◆ **Exercise data**
[Start of Attachment]
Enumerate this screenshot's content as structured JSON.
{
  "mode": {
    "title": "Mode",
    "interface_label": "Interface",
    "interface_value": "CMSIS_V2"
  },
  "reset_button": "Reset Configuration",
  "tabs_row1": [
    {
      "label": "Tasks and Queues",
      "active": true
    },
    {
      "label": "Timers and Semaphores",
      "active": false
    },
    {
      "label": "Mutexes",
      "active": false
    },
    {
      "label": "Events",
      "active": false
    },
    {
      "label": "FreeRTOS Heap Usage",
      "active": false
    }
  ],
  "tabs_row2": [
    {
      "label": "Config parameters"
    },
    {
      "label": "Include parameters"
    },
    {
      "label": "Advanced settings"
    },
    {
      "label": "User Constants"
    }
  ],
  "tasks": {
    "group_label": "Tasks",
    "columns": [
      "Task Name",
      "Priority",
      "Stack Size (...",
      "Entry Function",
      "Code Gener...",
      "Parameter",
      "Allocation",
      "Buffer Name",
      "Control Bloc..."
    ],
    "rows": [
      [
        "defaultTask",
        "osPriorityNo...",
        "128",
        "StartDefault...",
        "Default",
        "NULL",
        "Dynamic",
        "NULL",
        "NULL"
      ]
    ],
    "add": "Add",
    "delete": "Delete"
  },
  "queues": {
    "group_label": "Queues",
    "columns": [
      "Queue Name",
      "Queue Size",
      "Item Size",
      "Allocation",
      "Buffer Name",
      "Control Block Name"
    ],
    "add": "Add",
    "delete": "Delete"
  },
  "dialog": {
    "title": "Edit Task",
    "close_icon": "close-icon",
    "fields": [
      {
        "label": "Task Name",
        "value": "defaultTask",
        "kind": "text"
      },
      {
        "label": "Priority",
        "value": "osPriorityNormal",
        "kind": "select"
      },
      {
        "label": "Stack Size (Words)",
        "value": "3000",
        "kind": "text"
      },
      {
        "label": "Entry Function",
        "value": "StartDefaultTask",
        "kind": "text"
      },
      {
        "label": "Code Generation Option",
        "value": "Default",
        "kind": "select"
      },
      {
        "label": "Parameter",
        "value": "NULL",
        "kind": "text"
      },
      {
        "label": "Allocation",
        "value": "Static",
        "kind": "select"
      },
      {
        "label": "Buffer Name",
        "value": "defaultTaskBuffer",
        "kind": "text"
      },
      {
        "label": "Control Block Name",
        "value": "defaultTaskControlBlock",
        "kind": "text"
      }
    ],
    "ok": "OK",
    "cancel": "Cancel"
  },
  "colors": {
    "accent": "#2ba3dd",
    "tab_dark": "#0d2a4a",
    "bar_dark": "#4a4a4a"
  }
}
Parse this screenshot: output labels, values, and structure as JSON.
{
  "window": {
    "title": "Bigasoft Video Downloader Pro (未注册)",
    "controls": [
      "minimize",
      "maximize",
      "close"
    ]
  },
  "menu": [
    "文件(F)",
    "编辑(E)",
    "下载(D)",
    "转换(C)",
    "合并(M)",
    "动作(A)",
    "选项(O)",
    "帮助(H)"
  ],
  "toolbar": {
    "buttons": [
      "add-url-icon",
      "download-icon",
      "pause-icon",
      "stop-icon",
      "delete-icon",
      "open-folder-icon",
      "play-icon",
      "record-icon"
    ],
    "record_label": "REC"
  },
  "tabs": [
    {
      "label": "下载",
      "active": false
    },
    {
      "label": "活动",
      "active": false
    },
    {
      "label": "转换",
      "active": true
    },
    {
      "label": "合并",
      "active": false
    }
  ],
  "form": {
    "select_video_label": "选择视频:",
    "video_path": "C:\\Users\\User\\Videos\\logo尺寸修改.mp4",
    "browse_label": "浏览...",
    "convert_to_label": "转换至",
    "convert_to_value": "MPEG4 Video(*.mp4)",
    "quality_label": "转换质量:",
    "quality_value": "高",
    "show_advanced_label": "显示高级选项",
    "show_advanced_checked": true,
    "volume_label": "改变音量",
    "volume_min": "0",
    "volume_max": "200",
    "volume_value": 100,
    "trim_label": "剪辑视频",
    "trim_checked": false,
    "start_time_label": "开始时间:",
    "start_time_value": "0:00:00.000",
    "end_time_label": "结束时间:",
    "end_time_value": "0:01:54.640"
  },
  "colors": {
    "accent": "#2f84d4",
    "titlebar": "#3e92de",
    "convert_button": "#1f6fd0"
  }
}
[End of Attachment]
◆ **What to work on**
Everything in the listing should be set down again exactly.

◆ **Solution for this problem**
Enumerate this screenshot's content as structured JSON.
{
  "mode": {
    "title": "Mode",
    "interface_label": "Interface",
    "interface_value": "CMSIS_V2"
  },
  "reset_button": "Reset Configuration",
  "tabs_row1": [
    {
      "label": "Tasks and Queues",
      "active": true
    },
    {
      "label": "Timers and Semaphores",
      "active": false
    },
    {
      "label": "Mutexes",
      "active": false
    },
    {
      "label": "Events",
      "active": false
    },
    {
      "label": "FreeRTOS Heap Usage",
      "active": false
    }
  ],
  "tabs_row2": [
    {
      "label": "Config parameters"
    },
    {
      "label": "Include parameters"
    },
    {
      "label": "Advanced settings"
    },
    {
      "label": "User Constants"
    }
  ],
  "tasks": {
    "group_label": "Tasks",
    "columns": [
      "Task Name",
      "Priority",
      "Stack Size (...",
      "Entry Function",
      "Code Gener...",
      "Parameter",
      "Allocation",
      "Buffer Name",
      "Control Bloc..."
    ],
    "rows": [
      [
        "defaultTask",
        "osPriorityNo...",
        "128",
        "StartDefault...",
        "Default",
        "NULL",
        "Dynamic",
        "NULL",
        "NULL"
      ]
    ],
    "add": "Add",
    "delete": "Delete"
  },
  "queues": {
    "group_label": "Queues",
    "columns": [
      "Queue Name",
      "Queue Size",
      "Item Size",
      "Allocation",
      "Buffer Name",
      "Control Block Name"
    ],
    "add": "Add",
    "delete": "Delete"
  },
  "dialog": {
    "title": "Edit Task",
    "close_icon": "close-icon",
    "fields": [
      {
        "label": "Task Name",
        "value": "defaultTask",
        "kind": "text"
      },
      {
        "label": "Priority",
        "value": "osPriorityNormal",
        "kind": "select"
      },
      {
        "label": "Stack Size (Words)",
        "value": "3000",
        "kind": "text"
      },
      {
        "label": "Entry Function",
        "value": "StartDefaultTask",
        "kind": "text"
      },
      {
        "label": "Code Generation Option",
        "value": "Default",
        "kind": "select"
      },
      {
        "label": "Parameter",
        "value": "NULL",
        "kind": "text"
      },
      {
        "label": "Allocation",
        "value": "Static",
        "kind": "select"
      },
      {
        "label": "Buffer Name",
        "value": "defaultTaskBuffer",
        "kind": "text"
      },
      {
        "label": "Control Block Name",
        "value": "defaultTaskControlBlock",
        "kind": "text"
      }
    ],
    "ok": "OK",
    "cancel": "Cancel"
  },
  "colors": {
    "accent": "#2ba3dd",
    "tab_dark": "#0d2a4a",
    "bar_dark": "#4a4a4a"
  }
}
Parse this screenshot: output labels, values, and structure as JSON.
{
  "window": {
    "title": "Bigasoft Video Downloader Pro (未注册)",
    "controls": [
      "minimize",
      "maximize",
      "close"
    ]
  },
  "menu": [
    "文件(F)",
    "编辑(E)",
    "下载(D)",
    "转换(C)",
    "合并(M)",
    "动作(A)",
    "选项(O)",
    "帮助(H)"
  ],
  "toolbar": {
    "buttons": [
      "add-url-icon",
      "download-icon",
      "pause-icon",
      "stop-icon",
      "delete-icon",
      "open-folder-icon",
      "play-icon",
      "record-icon"
    ],
    "record_label": "REC"
  },
  "tabs": [
    {
      "label": "下载",
      "active": false
    },
    {
      "label": "活动",
      "active": false
    },
    {
      "label": "转换",
      "active": true
    },
    {
      "label": "合并",
      "active": false
    }
  ],
  "form": {
    "select_video_label": "选择视频:",
    "video_path": "C:\\Users\\User\\Videos\\logo尺寸修改.mp4",
    "browse_label": "浏览...",
    "convert_to_label": "转换至",
    "convert_to_value": "MPEG4 Video(*.mp4)",
    "quality_label": "转换质量:",
    "quality_value": "高",
    "show_advanced_label": "显示高级选项",
    "show_advanced_checked": true,
    "volume_label": "改变音量",
    "volume_min": "0",
    "volume_max": "200",
    "volume_value": 100,
    "trim_label": "剪辑视频",
    "trim_checked": false,
    "start_time_label": "开始时间:",
    "start_time_value": "0:00:00.000",
    "end_time_label": "结束时间:",
    "end_time_value": "0:01:54.640"
  },
  "colors": {
    "accent": "#2f84d4",
    "titlebar": "#3e92de",
    "convert_button": "#1f6fd0"
  }
}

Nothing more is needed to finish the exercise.